In many ways, this formula is an embarrassment for the company, and a pathetic waste of money for you. There is nothing in this overpriced concoction that is going to whisk away your wrinkles, sagging skin, and other signs of aging. The only thing that is going to “dramatically diminish” is your cosmetics budget.
The low amount of neuropeptides in this product is disappointing, but that really doesn’t matter because even more disappointing is that there is no research proving that topical application of neuropeptides has any benefit for skin. As noted cosmetic surgeon Dr. Arthur Perry commented, “The molecular size of these peptides is likely too large for them to penetrate skin and reach their target cells,” and that’s assuming these peptides can somehow avoid being broken down by naturally occurring enzymes in the skin.
The association between neuropeptides and skin care doesn’t have much logic behind it. Neuropeptides are composed of short-chain amino acids and are perhaps best known as being key components of the human brain (think endorphins, the feel-good chemicals our brains release after exercise or other pleasurable activities). How these neuropeptides go about firming skin and reducing sagging isn’t explained, nor is there any proof they that reduce sun damage; but that didn’t stop Perricone from claiming otherwise and hoping that consumers will take a (very expensive) leap of faith.
As with most of Perricone’s anti-aging products, this moisturizer contains dimethyl MEA. Also known as DMAE, this ingredient is controversial because research has shown conflicting results. It seems to offer an initial benefit that improves skin, but these results are short-lived and eventually give way to destruction of the substances in skin that help build healthy collagen (Sources: Aesthetic Plastic Surgery, November-December 2007, pages 711–718; and American Journal of Clinical Dermatology, volume 6, 2005, pages 39–47).
Interestingly, there is a formulation challenge when including DMAE in skin-care products. To maintain the efficacy and stability of DMAE, the product’s pH level must be at least 10. A pH of 10 is highly alkaline, which isn’t good news for skin. Moreover, because almost all moisturizers (including serums and eye creams) are formulated with a pH that closely matches that of human skin (generally 5.5–6.5, which is on the acidic side of the scale), in all likelihood the DMAE included in skin-care products cannot have any prolonged functionality (Source: Journal of Drugs in Dermatology, Supplement 72, 2008, pages S17–S22).

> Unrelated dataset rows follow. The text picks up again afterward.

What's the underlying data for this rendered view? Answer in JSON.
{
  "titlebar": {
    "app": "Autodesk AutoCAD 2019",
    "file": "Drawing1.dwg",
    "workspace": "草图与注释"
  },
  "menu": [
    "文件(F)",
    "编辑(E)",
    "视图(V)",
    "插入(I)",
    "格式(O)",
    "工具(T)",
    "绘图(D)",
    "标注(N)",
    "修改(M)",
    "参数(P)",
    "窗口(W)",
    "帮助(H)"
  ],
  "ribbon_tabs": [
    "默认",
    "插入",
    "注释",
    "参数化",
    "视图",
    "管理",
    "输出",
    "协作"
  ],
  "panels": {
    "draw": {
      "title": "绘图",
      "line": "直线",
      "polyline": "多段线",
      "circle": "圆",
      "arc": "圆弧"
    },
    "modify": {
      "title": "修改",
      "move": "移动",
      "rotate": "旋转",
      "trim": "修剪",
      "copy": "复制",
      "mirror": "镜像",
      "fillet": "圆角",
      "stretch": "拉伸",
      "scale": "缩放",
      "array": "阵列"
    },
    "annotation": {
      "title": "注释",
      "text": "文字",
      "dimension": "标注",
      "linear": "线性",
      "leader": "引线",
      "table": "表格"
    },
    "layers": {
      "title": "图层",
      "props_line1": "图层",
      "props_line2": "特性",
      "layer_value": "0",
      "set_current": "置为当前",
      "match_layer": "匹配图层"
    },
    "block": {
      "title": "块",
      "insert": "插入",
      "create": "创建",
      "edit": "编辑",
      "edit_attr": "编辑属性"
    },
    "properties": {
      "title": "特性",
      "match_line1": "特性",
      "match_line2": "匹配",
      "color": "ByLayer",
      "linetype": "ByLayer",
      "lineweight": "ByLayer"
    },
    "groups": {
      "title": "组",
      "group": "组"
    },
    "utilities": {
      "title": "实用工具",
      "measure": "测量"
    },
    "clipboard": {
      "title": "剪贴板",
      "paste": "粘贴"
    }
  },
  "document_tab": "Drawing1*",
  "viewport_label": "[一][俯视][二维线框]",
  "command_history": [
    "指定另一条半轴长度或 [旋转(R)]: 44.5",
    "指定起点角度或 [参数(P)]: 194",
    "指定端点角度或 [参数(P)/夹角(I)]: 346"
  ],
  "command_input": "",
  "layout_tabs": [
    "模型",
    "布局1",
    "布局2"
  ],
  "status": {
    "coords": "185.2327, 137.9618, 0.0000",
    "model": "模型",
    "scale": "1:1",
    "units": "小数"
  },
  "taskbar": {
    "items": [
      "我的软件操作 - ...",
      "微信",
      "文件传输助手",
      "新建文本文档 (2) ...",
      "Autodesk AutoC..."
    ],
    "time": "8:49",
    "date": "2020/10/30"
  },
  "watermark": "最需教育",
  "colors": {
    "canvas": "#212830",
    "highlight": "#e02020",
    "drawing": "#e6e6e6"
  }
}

Last, for what Neuropeptide Facial Conformer costs, it is downright depressing that several of the most beneficial ingredients are listed after the preservative, meaning they are barely present and, therefore, barely effective.